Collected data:
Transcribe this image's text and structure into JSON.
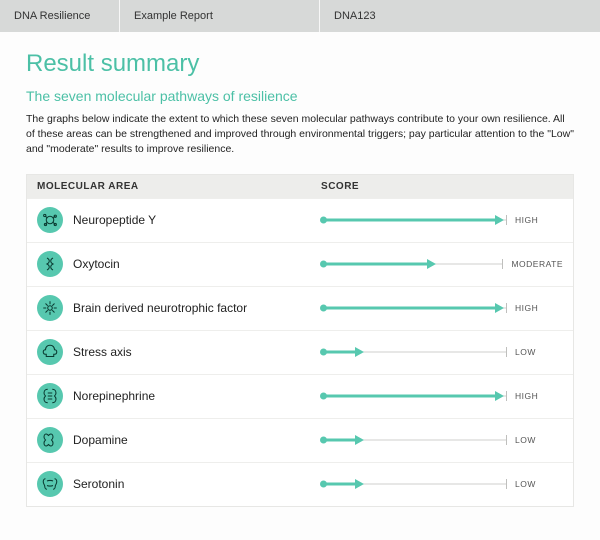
{
  "colors": {
    "accent": "#4cc0a6",
    "bar": "#57c8af",
    "track": "#cfcfcd",
    "header_bg": "#d7d9d8"
  },
  "topbar": {
    "product": "DNA Resilience",
    "report": "Example Report",
    "code": "DNA123"
  },
  "title": "Result summary",
  "subtitle": "The seven molecular pathways of resilience",
  "blurb": "The graphs below indicate the extent to which these seven molecular pathways contribute to your own resilience. All of these areas can be strengthened and improved through environmental triggers; pay particular attention to the \"Low\" and \"moderate\" results to improve resilience.",
  "table": {
    "headers": {
      "area": "MOLECULAR AREA",
      "score": "SCORE"
    },
    "rows": [
      {
        "icon": "neuropeptide-icon",
        "label": "Neuropeptide Y",
        "score_pct": 95,
        "score_text": "HIGH"
      },
      {
        "icon": "oxytocin-icon",
        "label": "Oxytocin",
        "score_pct": 60,
        "score_text": "MODERATE"
      },
      {
        "icon": "bdnf-icon",
        "label": "Brain derived neurotrophic factor",
        "score_pct": 95,
        "score_text": "HIGH"
      },
      {
        "icon": "stress-axis-icon",
        "label": "Stress axis",
        "score_pct": 20,
        "score_text": "LOW"
      },
      {
        "icon": "norepinephrine-icon",
        "label": "Norepinephrine",
        "score_pct": 95,
        "score_text": "HIGH"
      },
      {
        "icon": "dopamine-icon",
        "label": "Dopamine",
        "score_pct": 20,
        "score_text": "LOW"
      },
      {
        "icon": "serotonin-icon",
        "label": "Serotonin",
        "score_pct": 20,
        "score_text": "LOW"
      }
    ]
  },
  "chart_data": {
    "type": "bar",
    "title": "The seven molecular pathways of resilience — score",
    "xlabel": "Score",
    "ylabel": "Molecular area",
    "xlim": [
      0,
      100
    ],
    "categories": [
      "Neuropeptide Y",
      "Oxytocin",
      "Brain derived neurotrophic factor",
      "Stress axis",
      "Norepinephrine",
      "Dopamine",
      "Serotonin"
    ],
    "values": [
      95,
      60,
      95,
      20,
      95,
      20,
      20
    ],
    "value_labels": [
      "HIGH",
      "MODERATE",
      "HIGH",
      "LOW",
      "HIGH",
      "LOW",
      "LOW"
    ]
  }
}
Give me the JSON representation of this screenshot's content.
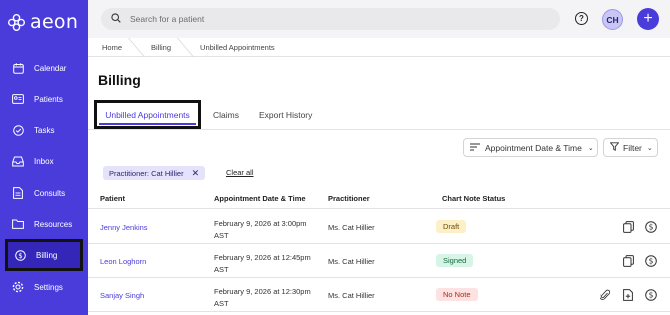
{
  "app": {
    "logo_text": "aeon"
  },
  "sidebar": {
    "items": [
      {
        "label": "Calendar",
        "icon": "calendar-icon"
      },
      {
        "label": "Patients",
        "icon": "id-card-icon"
      },
      {
        "label": "Tasks",
        "icon": "check-circle-icon"
      },
      {
        "label": "Inbox",
        "icon": "inbox-icon"
      },
      {
        "label": "Consults",
        "icon": "document-icon"
      },
      {
        "label": "Resources",
        "icon": "folder-icon"
      },
      {
        "label": "Billing",
        "icon": "dollar-circle-icon",
        "active": true
      },
      {
        "label": "Settings",
        "icon": "gear-icon"
      }
    ]
  },
  "topbar": {
    "search_placeholder": "Search for a patient",
    "help_label": "?",
    "avatar_initials": "CH",
    "add_label": "+"
  },
  "breadcrumb": [
    "Home",
    "Billing",
    "Unbilled Appointments"
  ],
  "page": {
    "title": "Billing"
  },
  "tabs": [
    {
      "label": "Unbilled Appointments",
      "active": true
    },
    {
      "label": "Claims"
    },
    {
      "label": "Export History"
    }
  ],
  "toolbar": {
    "sort_label": "Appointment Date & Time",
    "filter_label": "Filter"
  },
  "filters": {
    "chips": [
      {
        "label": "Practitioner: Cat Hillier"
      }
    ],
    "clear_label": "Clear all"
  },
  "table": {
    "columns": [
      "Patient",
      "Appointment Date & Time",
      "Practitioner",
      "Chart Note Status"
    ],
    "rows": [
      {
        "patient": "Jenny Jenkins",
        "date_line1": "February 9, 2026 at 3:00pm",
        "date_line2": "AST",
        "practitioner": "Ms. Cat Hillier",
        "status": "Draft",
        "status_type": "draft",
        "actions": [
          "copy-icon",
          "dollar-circle-icon"
        ]
      },
      {
        "patient": "Leon Loghorn",
        "date_line1": "February 9, 2026 at 12:45pm",
        "date_line2": "AST",
        "practitioner": "Ms. Cat Hillier",
        "status": "Signed",
        "status_type": "signed",
        "actions": [
          "copy-icon",
          "dollar-circle-icon"
        ]
      },
      {
        "patient": "Sanjay Singh",
        "date_line1": "February 9, 2026 at 12:30pm",
        "date_line2": "AST",
        "practitioner": "Ms. Cat Hillier",
        "status": "No Note",
        "status_type": "nonote",
        "actions": [
          "paperclip-icon",
          "file-plus-icon",
          "dollar-circle-icon"
        ]
      }
    ]
  },
  "colors": {
    "brand": "#4a3cdb",
    "sidebar_active": "#3326b8"
  }
}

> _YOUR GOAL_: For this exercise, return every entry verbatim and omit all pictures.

> _WRITTEN ANSWER_:
Transcribe this image's text and structure into JSON.
{
  "colors": {
    "accent": "#4cc0a6",
    "bar": "#57c8af",
    "track": "#cfcfcd",
    "header_bg": "#d7d9d8"
  },
  "topbar": {
    "product": "DNA Resilience",
    "report": "Example Report",
    "code": "DNA123"
  },
  "title": "Result summary",
  "subtitle": "The seven molecular pathways of resilience",
  "blurb": "The graphs below indicate the extent to which these seven molecular pathways contribute to your own resilience. All of these areas can be strengthened and improved through environmental triggers; pay particular attention to the \"Low\" and \"moderate\" results to improve resilience.",
  "table": {
    "headers": {
      "area": "MOLECULAR AREA",
      "score": "SCORE"
    },
    "rows": [
      {
        "icon": "neuropeptide-icon",
        "label": "Neuropeptide Y",
        "score_pct": 95,
        "score_text": "HIGH"
      },
      {
        "icon": "oxytocin-icon",
        "label": "Oxytocin",
        "score_pct": 60,
        "score_text": "MODERATE"
      },
      {
        "icon": "bdnf-icon",
        "label": "Brain derived neurotrophic factor",
        "score_pct": 95,
        "score_text": "HIGH"
      },
      {
        "icon": "stress-axis-icon",
        "label": "Stress axis",
        "score_pct": 20,
        "score_text": "LOW"
      },
      {
        "icon": "norepinephrine-icon",
        "label": "Norepinephrine",
        "score_pct": 95,
        "score_text": "HIGH"
      },
      {
        "icon": "dopamine-icon",
        "label": "Dopamine",
        "score_pct": 20,
        "score_text": "LOW"
      },
      {
        "icon": "serotonin-icon",
        "label": "Serotonin",
        "score_pct": 20,
        "score_text": "LOW"
      }
    ]
  },
  "chart_data": {
    "type": "bar",
    "title": "The seven molecular pathways of resilience — score",
    "xlabel": "Score",
    "ylabel": "Molecular area",
    "xlim": [
      0,
      100
    ],
    "categories": [
      "Neuropeptide Y",
      "Oxytocin",
      "Brain derived neurotrophic factor",
      "Stress axis",
      "Norepinephrine",
      "Dopamine",
      "Serotonin"
    ],
    "values": [
      95,
      60,
      95,
      20,
      95,
      20,
      20
    ],
    "value_labels": [
      "HIGH",
      "MODERATE",
      "HIGH",
      "LOW",
      "HIGH",
      "LOW",
      "LOW"
    ]
  }
}
Give me the JSON representation of this screenshot's content.
{
  "app": {
    "logo_text": "aeon"
  },
  "sidebar": {
    "items": [
      {
        "label": "Calendar",
        "icon": "calendar-icon"
      },
      {
        "label": "Patients",
        "icon": "id-card-icon"
      },
      {
        "label": "Tasks",
        "icon": "check-circle-icon"
      },
      {
        "label": "Inbox",
        "icon": "inbox-icon"
      },
      {
        "label": "Consults",
        "icon": "document-icon"
      },
      {
        "label": "Resources",
        "icon": "folder-icon"
      },
      {
        "label": "Billing",
        "icon": "dollar-circle-icon",
        "active": true
      },
      {
        "label": "Settings",
        "icon": "gear-icon"
      }
    ]
  },
  "topbar": {
    "search_placeholder": "Search for a patient",
    "help_label": "?",
    "avatar_initials": "CH",
    "add_label": "+"
  },
  "breadcrumb": [
    "Home",
    "Billing",
    "Unbilled Appointments"
  ],
  "page": {
    "title": "Billing"
  },
  "tabs": [
    {
      "label": "Unbilled Appointments",
      "active": true
    },
    {
      "label": "Claims"
    },
    {
      "label": "Export History"
    }
  ],
  "toolbar": {
    "sort_label": "Appointment Date & Time",
    "filter_label": "Filter"
  },
  "filters": {
    "chips": [
      {
        "label": "Practitioner: Cat Hillier"
      }
    ],
    "clear_label": "Clear all"
  },
  "table": {
    "columns": [
      "Patient",
      "Appointment Date & Time",
      "Practitioner",
      "Chart Note Status"
    ],
    "rows": [
      {
        "patient": "Jenny Jenkins",
        "date_line1": "February 9, 2026 at 3:00pm",
        "date_line2": "AST",
        "practitioner": "Ms. Cat Hillier",
        "status": "Draft",
        "status_type": "draft",
        "actions": [
          "copy-icon",
          "dollar-circle-icon"
        ]
      },
      {
        "patient": "Leon Loghorn",
        "date_line1": "February 9, 2026 at 12:45pm",
        "date_line2": "AST",
        "practitioner": "Ms. Cat Hillier",
        "status": "Signed",
        "status_type": "signed",
        "actions": [
          "copy-icon",
          "dollar-circle-icon"
        ]
      },
      {
        "patient": "Sanjay Singh",
        "date_line1": "February 9, 2026 at 12:30pm",
        "date_line2": "AST",
        "practitioner": "Ms. Cat Hillier",
        "status": "No Note",
        "status_type": "nonote",
        "actions": [
          "paperclip-icon",
          "file-plus-icon",
          "dollar-circle-icon"
        ]
      }
    ]
  },
  "colors": {
    "brand": "#4a3cdb",
    "sidebar_active": "#3326b8"
  }
}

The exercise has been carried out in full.